Works of art by Clutha district pupils will soon grace billboards on the district’s state highways.
Five artworks by students have been selected by the Clutha District Council road safety team and the Balclutha police to be mounted on billboards around the district to highlight an awareness of road safety issues.
The secondary schools were asked to present ideas based on specific size and content requirements.
Council road safety co-ordinator Rachel Harrison said pupils from three high schools took part and there were 12 entries submitted in the road safety billboard competition.
“The students had to work to specific sets of requirements which included specific fonts, size and content,” Mrs Harrison said.
“The themes they could choose to cover in their final design were restraints, impairments, distractions and speeds.”
The goal was to produce something the district could be proud of and the schools would get road safety education at the same time, she said.
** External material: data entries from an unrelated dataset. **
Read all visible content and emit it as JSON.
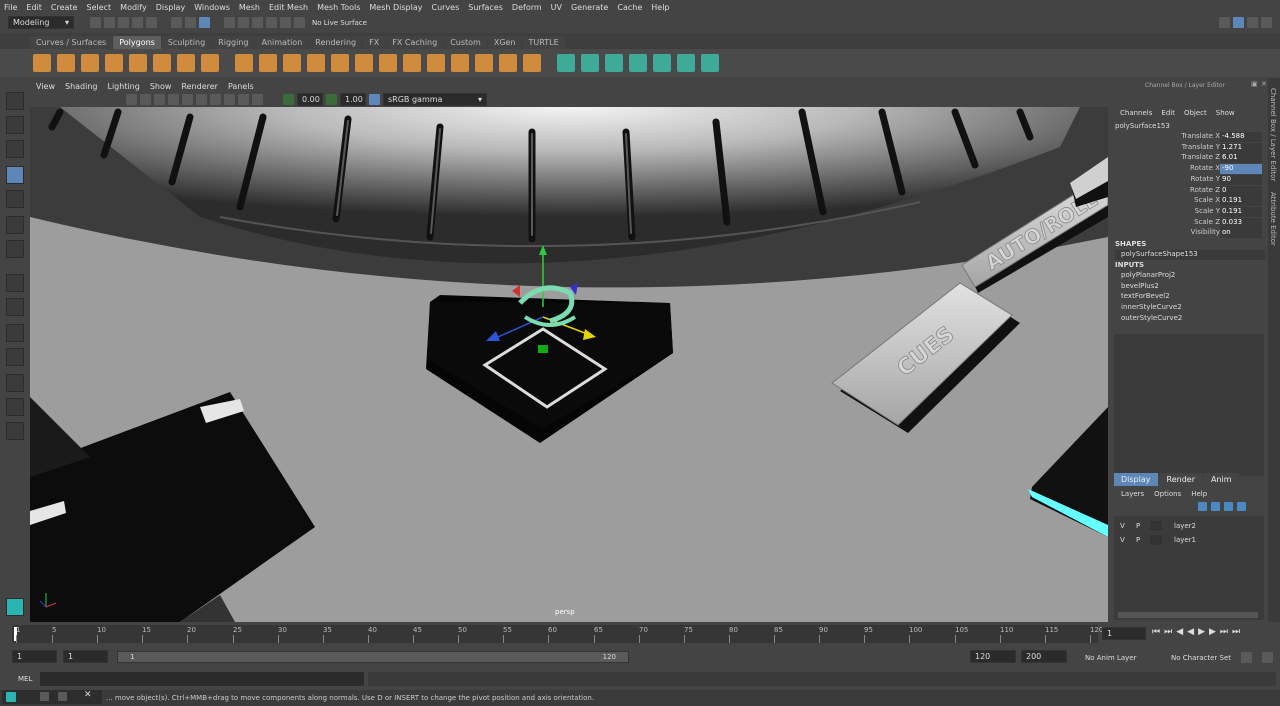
{
  "menubar": {
    "items": [
      "File",
      "Edit",
      "Create",
      "Select",
      "Modify",
      "Display",
      "Windows",
      "Mesh",
      "Edit Mesh",
      "Mesh Tools",
      "Mesh Display",
      "Curves",
      "Surfaces",
      "Deform",
      "UV",
      "Generate",
      "Cache",
      "Help"
    ]
  },
  "status": {
    "mode": "Modeling",
    "live_surface": "No Live Surface"
  },
  "shelf": {
    "tabs": [
      "Curves / Surfaces",
      "Polygons",
      "Sculpting",
      "Rigging",
      "Animation",
      "Rendering",
      "FX",
      "FX Caching",
      "Custom",
      "XGen",
      "TURTLE"
    ],
    "active": "Polygons"
  },
  "viewport": {
    "menus": [
      "View",
      "Shading",
      "Lighting",
      "Show",
      "Renderer",
      "Panels"
    ],
    "exposure": "0.00",
    "gamma": "1.00",
    "colorspace": "sRGB gamma",
    "camera": "persp",
    "labels": {
      "auto_roll": "AUTO/ROLL",
      "cues": "CUES"
    }
  },
  "channelbox": {
    "title": "Channel Box / Layer Editor",
    "menus": [
      "Channels",
      "Edit",
      "Object",
      "Show"
    ],
    "object": "polySurface153",
    "attrs": [
      {
        "name": "Translate X",
        "value": "-4.588"
      },
      {
        "name": "Translate Y",
        "value": "1.271"
      },
      {
        "name": "Translate Z",
        "value": "6.01"
      },
      {
        "name": "Rotate X",
        "value": "-90"
      },
      {
        "name": "Rotate Y",
        "value": "90"
      },
      {
        "name": "Rotate Z",
        "value": "0"
      },
      {
        "name": "Scale X",
        "value": "0.191"
      },
      {
        "name": "Scale Y",
        "value": "0.191"
      },
      {
        "name": "Scale Z",
        "value": "0.033"
      },
      {
        "name": "Visibility",
        "value": "on"
      }
    ],
    "shapes_header": "SHAPES",
    "shape": "polySurfaceShape153",
    "inputs_header": "INPUTS",
    "inputs": [
      "polyPlanarProj2",
      "bevelPlus2",
      "textForBevel2",
      "innerStyleCurve2",
      "outerStyleCurve2"
    ]
  },
  "layers": {
    "tabs": [
      "Display",
      "Render",
      "Anim"
    ],
    "menus": [
      "Layers",
      "Options",
      "Help"
    ],
    "rows": [
      {
        "v": "V",
        "p": "P",
        "name": "layer2"
      },
      {
        "v": "V",
        "p": "P",
        "name": "layer1"
      }
    ]
  },
  "side_tabs": [
    "Channel Box / Layer Editor",
    "Attribute Editor"
  ],
  "timeline": {
    "ticks": [
      "1",
      "5",
      "10",
      "15",
      "20",
      "25",
      "30",
      "35",
      "40",
      "45",
      "50",
      "55",
      "60",
      "65",
      "70",
      "75",
      "80",
      "85",
      "90",
      "95",
      "100",
      "105",
      "110",
      "115",
      "120"
    ],
    "current_frame": "1"
  },
  "range": {
    "start": "1",
    "anim_start": "1",
    "slider_start": "1",
    "slider_end": "120",
    "end": "120",
    "anim_end": "200",
    "anim_layer": "No Anim Layer",
    "char_set": "No Character Set"
  },
  "cmd": {
    "label": "MEL"
  },
  "help": "... move object(s). Ctrl+MMB+drag to move components along normals. Use D or INSERT to change the pivot position and axis orientation.",
  "colors": {
    "accent": "#5d87b8",
    "shelf_orange": "#d08b3c",
    "manip_green": "#33cc33",
    "cyan_edge": "#6ff"
  }
}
Over the next few months the winning entries from the three schools would be printed up to 2.5m by 1.8m in size and mounted at specific locations in their areas.
The Catlins Area School had two winners who received gift bags from sponsors.
Their winning billboard designs will be on show on the state highways around Clinton and Owaka.
Mrs Harrison said between January 1, 2019, and November 14, 2019, there were 949 driving complaints and more than 200 crashes in the Clutha district.
“On State Highway 1 between Balclutha and Clinton there is anywhere between 2000 to 4000 cars per day and the Owaka Highway has approximately 450 per day, so their billboards will be seen by thousands.”
The Catlins Area School science teacher Lisa Hooker said the pupils had worked in groups of two every afternoon for the past few weeks to conceptualise, plan and then produce their designs.
“They even had to get permission to bring a cellphone to school to take the photo in the car, as we are a cellphone-free zone,” she said.
A member of one of the school’s winning teams, Dannielle Mason (14) said she looked online for inspiration, then looked at what logos worked and what imagery was effective.
“The restrictions on the design made it difficult but our final result was pretty awesome,” Mason said.